Give away their goods and rent their trees,
And travel East and beyond the seas.
Their friends had gathered to laugh and sigh,
you come with us don't touch your gun don't make a fuss."
To give advice, and to fay good-by.
A wild mustang was the first to arrive)
The card said six, but he came at five.
An old bobcat with a bandaged knee
And a young cougar and red squirrels three
Came jumping in from tree to tree.
A panther bold and a gray coyote
Came up the creek in a hunter's boat
Two bighorn sheep and a mountain deer
Climbed down on ladders from cliffs quite near
And a score or more of friends in need
Came in with baskets and to get a feed.
Of eagles' wings and chipmunks' feet

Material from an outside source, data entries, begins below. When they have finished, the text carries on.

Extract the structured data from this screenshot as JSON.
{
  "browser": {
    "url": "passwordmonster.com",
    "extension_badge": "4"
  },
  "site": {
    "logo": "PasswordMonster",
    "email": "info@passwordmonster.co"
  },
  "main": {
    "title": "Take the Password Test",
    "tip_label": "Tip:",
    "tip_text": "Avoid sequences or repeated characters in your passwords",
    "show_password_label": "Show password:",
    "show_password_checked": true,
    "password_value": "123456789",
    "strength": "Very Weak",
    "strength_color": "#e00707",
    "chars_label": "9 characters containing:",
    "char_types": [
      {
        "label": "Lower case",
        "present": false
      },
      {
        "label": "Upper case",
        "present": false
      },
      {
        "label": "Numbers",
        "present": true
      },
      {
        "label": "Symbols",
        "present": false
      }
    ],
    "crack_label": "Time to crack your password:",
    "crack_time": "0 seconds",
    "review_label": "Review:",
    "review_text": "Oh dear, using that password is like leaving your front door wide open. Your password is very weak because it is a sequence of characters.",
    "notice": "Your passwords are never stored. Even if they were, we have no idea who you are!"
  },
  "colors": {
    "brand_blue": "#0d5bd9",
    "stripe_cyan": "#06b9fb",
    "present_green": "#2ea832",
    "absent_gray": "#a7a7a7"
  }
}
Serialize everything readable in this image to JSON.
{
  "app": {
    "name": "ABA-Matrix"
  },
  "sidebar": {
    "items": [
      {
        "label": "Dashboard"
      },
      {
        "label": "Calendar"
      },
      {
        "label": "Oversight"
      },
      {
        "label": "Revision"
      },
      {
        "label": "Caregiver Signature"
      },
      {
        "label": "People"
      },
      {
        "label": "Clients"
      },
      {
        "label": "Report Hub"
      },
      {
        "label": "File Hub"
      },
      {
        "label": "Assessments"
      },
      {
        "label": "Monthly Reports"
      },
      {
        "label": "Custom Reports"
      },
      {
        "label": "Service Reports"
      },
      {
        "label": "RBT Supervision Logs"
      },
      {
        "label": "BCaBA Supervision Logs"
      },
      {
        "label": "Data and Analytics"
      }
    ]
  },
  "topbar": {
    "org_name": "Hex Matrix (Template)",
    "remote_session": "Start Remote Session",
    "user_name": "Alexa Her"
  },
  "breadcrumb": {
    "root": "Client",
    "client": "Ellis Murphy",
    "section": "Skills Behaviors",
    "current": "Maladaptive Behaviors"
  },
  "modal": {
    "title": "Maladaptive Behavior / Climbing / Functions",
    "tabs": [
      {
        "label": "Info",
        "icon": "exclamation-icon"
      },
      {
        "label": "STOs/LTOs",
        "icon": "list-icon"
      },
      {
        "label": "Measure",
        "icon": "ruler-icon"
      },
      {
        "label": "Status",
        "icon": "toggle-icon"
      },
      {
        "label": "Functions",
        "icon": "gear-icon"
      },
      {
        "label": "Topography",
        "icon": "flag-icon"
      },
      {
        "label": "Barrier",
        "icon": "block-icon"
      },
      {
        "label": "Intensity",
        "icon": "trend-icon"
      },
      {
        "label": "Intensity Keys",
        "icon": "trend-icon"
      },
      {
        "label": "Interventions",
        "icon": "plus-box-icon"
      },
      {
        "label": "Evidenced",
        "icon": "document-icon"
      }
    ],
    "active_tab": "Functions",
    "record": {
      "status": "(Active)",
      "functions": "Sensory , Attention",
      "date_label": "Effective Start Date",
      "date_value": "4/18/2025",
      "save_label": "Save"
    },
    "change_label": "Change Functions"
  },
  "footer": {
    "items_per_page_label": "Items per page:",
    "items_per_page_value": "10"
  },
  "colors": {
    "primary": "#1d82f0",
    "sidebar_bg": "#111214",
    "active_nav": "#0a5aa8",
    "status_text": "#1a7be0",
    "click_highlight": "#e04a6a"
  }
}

With honey sauce that you couldn't beat
And a salad dish made of hemlock cones
And fishes' tails without the bones
A keg of milk shake with double tap
And a Boman punch made of cedar sap
Ten heads of cabbage to be eaten raw,
And a roasted pig stuffed with lion's paw,
On the biggest platter that ytfu ever saw
And bags of nuts, about a ton,
Supplied by squirrels for the evening fun.
The lunch was thru and the play was on
When a shot was heard from a hunter's gun.
The guests were ordered to run and hide
While the bears stepped out on the mountain tide.
A pistol was pointed by TEDDY-B
At a hunter who stood beside a tree.
"Hands up," he said, "you come with us
Don't touch your gun don't make a fuss."
The hunter was scared from head to toe,
He had dropped his gun and he had to go.
A lasso was thrown by TEDDY-G
And he caught his hunter about the knee
And tripped him up so that he couldn't see.
They marched them both to their home nearby,
And fed them on snails and pigeon pie
And toasted toads served with onion sauce,
And chipmunk skins stuffed with mountain mott
And a peck of scraps both cold and hot^
And all the soup left in the pot.
It made the bobcat laugh and the hunters frown,
But the bears stood by till all was down.
After the hunters were introduced around!
To all the guests upon the ground
They were made to sign in red and white
A bond the bears prepared that night
On birchbark paper and sealed in gold,
Which read like this in writing bold:
"We hereby take oath on bended knee
That from this hour on we do agree
To keep the peace and hunting stop
From canyon deep to mountain top
In weather fair, in snow or rain,
We'll never enter the bears' domain,
Or throw a stone or shoot again
At goat or game, at bird or beast,
Till the bears return from their journey East,"
The paper signed the law to keep
The guests lay down to have a sleep.
The hunters were rolled in a blanket wide
And swung like a hammock from .ide to sid*
Until both were snoring and satisfied.
At break of day the hungers went
They left their guns and they left their tentj 1
They left a note which read, they say, 1
Like this: "Dear Bears, w are off, good day.
We like your home, but we wouldn't stay
For game or gold, for pie or pay
We are off for good we won't come back
We never again will cross your track
Till nights are white and days are black.
We hate your dinners, we love your pluck I
Good-by, old bears, good day, good luck."
The sun rose up in a cloudless sky
The bears were ready, they said good-by
To friends and trees and stones and hills,
And with money enough to pay their bills,
And bags on backs and sticks in hand
They started their tramp across the land.
(Continued Sunday, Jan. 14).
4 -Pit s,5